The state of environmental degradation in the Ipo Dam watershed system is a classic case of making two steps forward and one step back. It can also be likened to a tug-of-war between the settlers and the government/volunteers.
The fragile ecosystem of the watershed can only take so much. If the endless cycle of reforestation (on the part of the government and volunteers) and deforestation (on the part of the settlers) continues, soon there will be nothing left to protect in the Ipo watershed.
The national government is no help, either, what with the never-ending wrangling between the DENR and the MWSS on who should be responsible for what.
While we wait for them to settle their differences, it would be a good idea to look at a model that actually worked, like what they did in Subic Bay.

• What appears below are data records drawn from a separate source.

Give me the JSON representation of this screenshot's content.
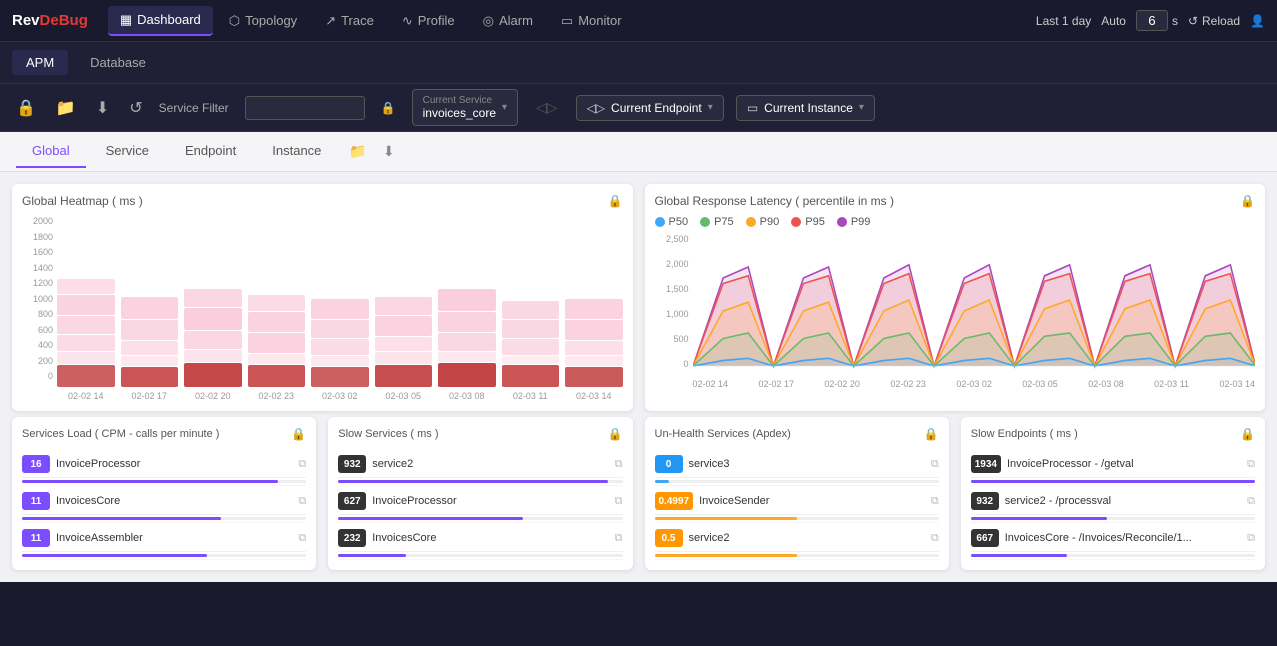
{
  "logo": {
    "rev": "Rev",
    "debug": "DeBug"
  },
  "nav": {
    "items": [
      {
        "id": "dashboard",
        "label": "Dashboard",
        "icon": "▦",
        "active": true
      },
      {
        "id": "topology",
        "label": "Topology",
        "icon": "⬡"
      },
      {
        "id": "trace",
        "label": "Trace",
        "icon": "↗"
      },
      {
        "id": "profile",
        "label": "Profile",
        "icon": "∿"
      },
      {
        "id": "alarm",
        "label": "Alarm",
        "icon": "◎"
      },
      {
        "id": "monitor",
        "label": "Monitor",
        "icon": "▭"
      }
    ]
  },
  "topRight": {
    "timeRange": "Last 1 day",
    "auto": "Auto",
    "interval": "6",
    "intervalUnit": "s",
    "reload": "Reload",
    "userIcon": "👤"
  },
  "secondToolbar": {
    "tabs": [
      {
        "id": "apm",
        "label": "APM",
        "active": true
      },
      {
        "id": "database",
        "label": "Database"
      }
    ]
  },
  "filterBar": {
    "serviceFilterLabel": "Service Filter",
    "serviceFilterPlaceholder": "",
    "currentServiceLabel": "Current Service",
    "currentServiceValue": "invoices_core",
    "currentEndpointLabel": "Current Endpoint",
    "currentInstanceLabel": "Current Instance"
  },
  "pageTabs": {
    "tabs": [
      {
        "id": "global",
        "label": "Global",
        "active": true
      },
      {
        "id": "service",
        "label": "Service"
      },
      {
        "id": "endpoint",
        "label": "Endpoint"
      },
      {
        "id": "instance",
        "label": "Instance"
      }
    ]
  },
  "heatmap": {
    "title": "Global Heatmap ( ms )",
    "yLabels": [
      "2000",
      "1800",
      "1600",
      "1400",
      "1200",
      "1000",
      "800",
      "600",
      "400",
      "200",
      "0"
    ],
    "xLabels": [
      "02-02 14",
      "02-02 17",
      "02-02 20",
      "02-02 23",
      "02-03 02",
      "02-03 05",
      "02-03 08",
      "02-03 11",
      "02-03 14"
    ],
    "columns": [
      {
        "blocks": [
          8,
          20,
          18,
          16,
          12,
          10,
          8,
          40
        ]
      },
      {
        "blocks": [
          12,
          22,
          20,
          14,
          10,
          8,
          6,
          38
        ]
      },
      {
        "blocks": [
          10,
          18,
          22,
          18,
          14,
          8,
          10,
          42
        ]
      },
      {
        "blocks": [
          8,
          16,
          20,
          20,
          12,
          10,
          8,
          40
        ]
      },
      {
        "blocks": [
          10,
          20,
          18,
          16,
          10,
          8,
          8,
          38
        ]
      },
      {
        "blocks": [
          8,
          18,
          20,
          14,
          12,
          8,
          10,
          40
        ]
      },
      {
        "blocks": [
          10,
          22,
          20,
          18,
          10,
          8,
          8,
          42
        ]
      },
      {
        "blocks": [
          8,
          18,
          18,
          16,
          12,
          8,
          8,
          40
        ]
      },
      {
        "blocks": [
          10,
          20,
          20,
          14,
          10,
          8,
          8,
          38
        ]
      }
    ]
  },
  "latencyChart": {
    "title": "Global Response Latency ( percentile in ms )",
    "legend": [
      {
        "id": "p50",
        "label": "P50",
        "color": "#42a5f5"
      },
      {
        "id": "p75",
        "label": "P75",
        "color": "#66bb6a"
      },
      {
        "id": "p90",
        "label": "P90",
        "color": "#ffa726"
      },
      {
        "id": "p95",
        "label": "P95",
        "color": "#ef5350"
      },
      {
        "id": "p99",
        "label": "P99",
        "color": "#ab47bc"
      }
    ],
    "yLabels": [
      "2,500",
      "2,000",
      "1,500",
      "1,000",
      "500",
      "0"
    ],
    "xLabels": [
      "02-02 14",
      "02-02 17",
      "02-02 20",
      "02-02 23",
      "02-03 02",
      "02-03 05",
      "02-03 08",
      "02-03 11",
      "02-03 14"
    ]
  },
  "servicesLoad": {
    "title": "Services Load ( CPM - calls per minute )",
    "items": [
      {
        "badge": "16",
        "badgeColor": "purple",
        "name": "InvoiceProcessor",
        "barColor": "#7c4dff",
        "barWidth": "90%"
      },
      {
        "badge": "11",
        "badgeColor": "purple",
        "name": "InvoicesCore",
        "barColor": "#7c4dff",
        "barWidth": "70%"
      },
      {
        "badge": "11",
        "badgeColor": "purple",
        "name": "InvoiceAssembler",
        "barColor": "#7c4dff",
        "barWidth": "65%"
      }
    ]
  },
  "slowServices": {
    "title": "Slow Services ( ms )",
    "items": [
      {
        "badge": "932",
        "badgeColor": "dark",
        "name": "service2",
        "barColor": "#7c4dff",
        "barWidth": "95%"
      },
      {
        "badge": "627",
        "badgeColor": "dark",
        "name": "InvoiceProcessor",
        "barColor": "#7c4dff",
        "barWidth": "65%"
      },
      {
        "badge": "232",
        "badgeColor": "dark",
        "name": "InvoicesCore",
        "barColor": "#7c4dff",
        "barWidth": "24%"
      }
    ]
  },
  "unHealthServices": {
    "title": "Un-Health Services (Apdex)",
    "items": [
      {
        "badge": "0",
        "badgeColor": "blue",
        "name": "service3",
        "barColor": "#42a5f5",
        "barWidth": "5%"
      },
      {
        "badge": "0.4997",
        "badgeColor": "orange",
        "name": "InvoiceSender",
        "barColor": "#ffa726",
        "barWidth": "50%"
      },
      {
        "badge": "0.5",
        "badgeColor": "orange",
        "name": "service2",
        "barColor": "#ffa726",
        "barWidth": "50%"
      }
    ]
  },
  "slowEndpoints": {
    "title": "Slow Endpoints ( ms )",
    "items": [
      {
        "badge": "1934",
        "badgeColor": "dark",
        "name": "InvoiceProcessor - /getval",
        "barColor": "#7c4dff",
        "barWidth": "100%"
      },
      {
        "badge": "932",
        "badgeColor": "dark",
        "name": "service2 - /processval",
        "barColor": "#7c4dff",
        "barWidth": "48%"
      },
      {
        "badge": "667",
        "badgeColor": "dark",
        "name": "InvoicesCore - /Invoices/Reconcile/1...",
        "barColor": "#7c4dff",
        "barWidth": "34%"
      }
    ]
  }
}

When Mount Pinatubo erupted in 1991, the Aeta community that lived in its slopes was dislocated. The government allocated a site for them in Subic, Zambales, and a rehabilitation program began. Part of this program is the deputisation of the Aetas themselves as wardens of the forest, working for the local government as paid guides in what is known as JEST (Jungle Environment Survival Training), an eco-pilgrimage tourism project.
By offering them with an alternative source of income other than the destructive slash-and-burn farming, the Aetas look to the forest as a sustainable source of income, becoming its most avid nurturers.